FIDIC’s CEO stresses that the new normal is technological, environmental and social transition – not five days a week in the office.
Original interview between Dr Nelson Ogunshakin (NO), CEO of the International Federation of Consulting Engineers (FIDIC) with BG Magazine 2023, reported with permission.
What are FIDIC’s strategic priorities post-Covid?
NO: “The pandemic offers opportunities that our industry needs to embrace. When economies went into lockdown, FIDIC was ahead of the curve. We re-engineered our organisation and how we communicate and support our members. Our industry is going through structural changes regarding how we innovate, collaborate, communicate and design our projects. We’re experiencing a critical transition to a new normal.

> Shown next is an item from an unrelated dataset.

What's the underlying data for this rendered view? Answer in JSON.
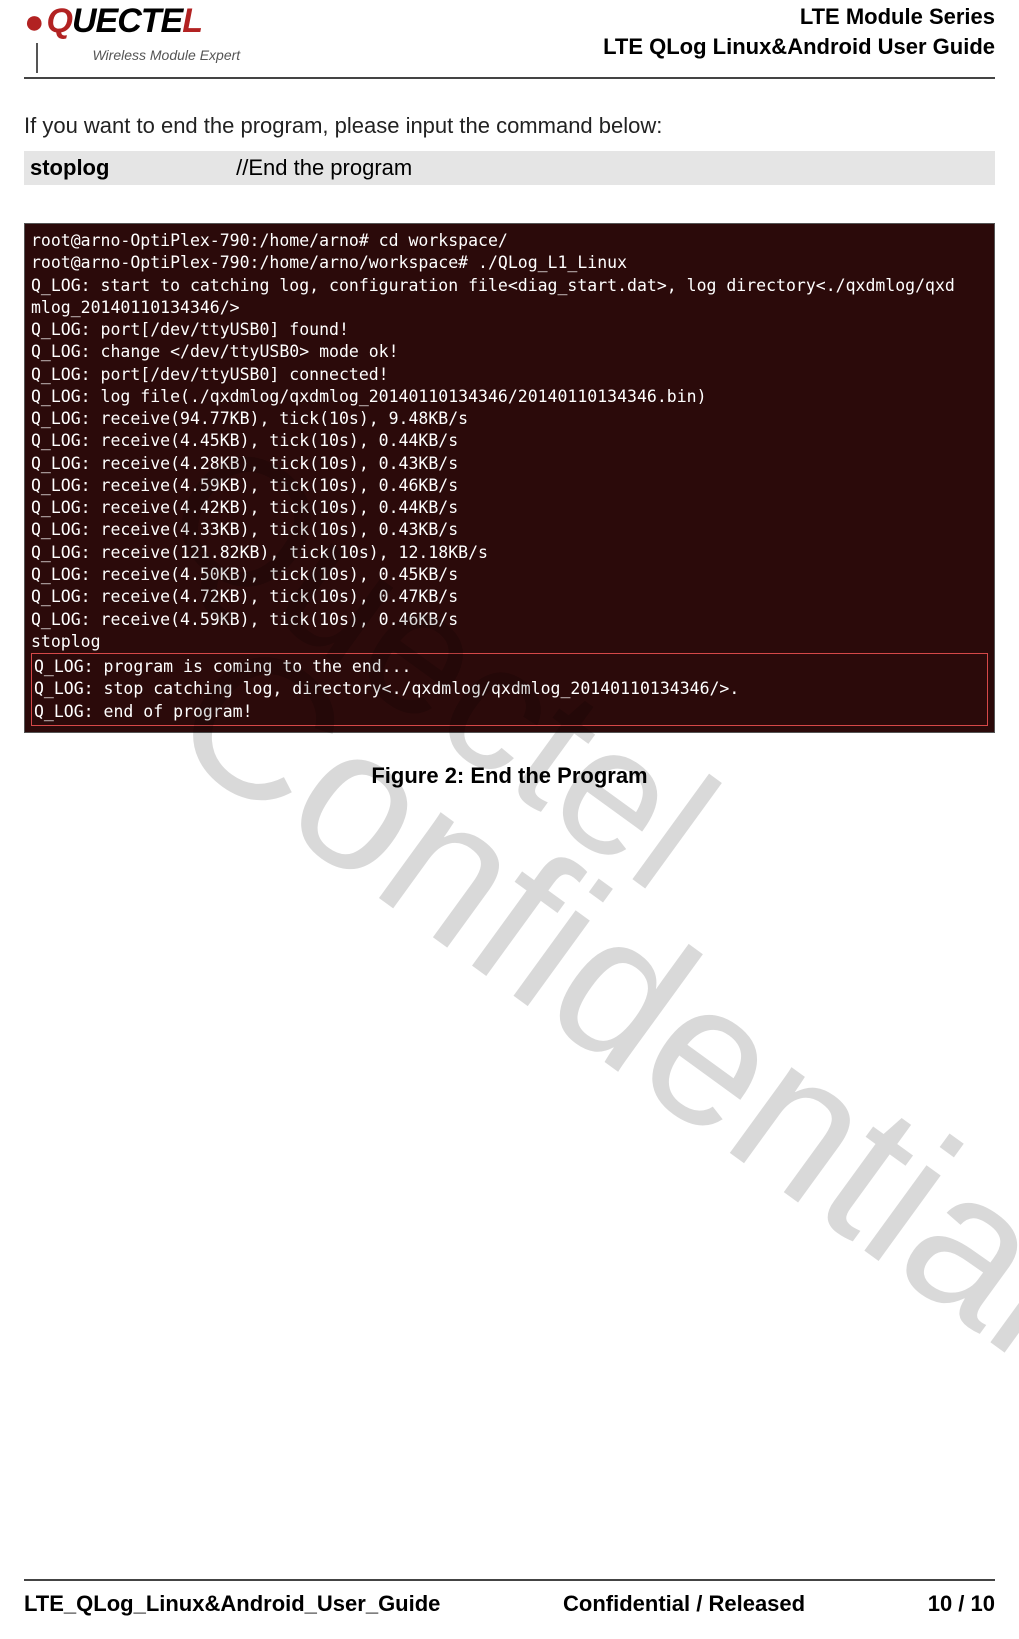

“In parallel, the industry is also facing an increasing demand for sustainable infrastructures. The COP27 in 2022 moved ESG criteria to the next level. Now every government wants to ‘build back better,’ to move from hydrocarbons to green energy, to reach net zero and the UN’s sustainable development goals (SDGs). At FIDIC our ambition is to be the voice of the consultancy and engineering sector. We have increased our advocacy work, for example with our climate change charter that sets out a plan to decarbonise engineering, and our procurement contracts, which are now used by private firms, commercial lenders, energy suppliers and retailers when managing tenders. We have also built relationships with the World Bank and all the regional development banks, who before Covid spent $175bn a year on infrastructure.”
What challenges do you see regarding this ‘critical transition’ you mentioned?
NO: “The post-Covid shock is a technological and social transition. The way we worked has changed! We’re never going back to being in the office five days a week, and there are still lessons to be learned. Everything is digital and workers are adapting to new ways of collaborating. On the other hand, they are not just looking for a job, they want to contribute to companies and projects that match their values. Recruiting is, therefore, even more of a challenge now.”
How can consulting engineers contribute to developing more sustainable infrastructures?
NO: “Engineers have a major role to play to help project owners build more sustainably. With cutting-edge digital tools such as BIM (Building Information Modelling), digital twin, and artificial intelligence, they can design tailor-made solutions to meet the challenges of limited resources, decarbonisation, and encourage circularity within the construction sector.
“With today’s geopolitical challenges and threats to supply chains, the world is in-sourcing, not outsourcing! This means that the construction industry must know what materials are available where and produced to what standards. Governments want to be compliant with the United Nations’ SDG criteria and we can encourage a more circular use of limited materials, for example by sourcing recycled steel or timber closer to construction projects and designing better use of fresh water and renewable energies. That may have a short-term cost but it will become increasingly cost-effective as the use of recycled products rises.
“FIDIC is working to encourage this, because the transition is a journey, not a destination. We must be agile and develop a holistic thinking about how we get to a sustainable future, whether that’s about energy, or sourcing recycled materials closer to home. In the end, our members have little room for action beyond the national level, and this is where FIDIC as their voice can play an important advocacy role. As we look to ‘build back better’ we can help with the interaction between the worlds of finance and policy. We can help to put across our industry’s perspectives on practice and regulation at the international level.”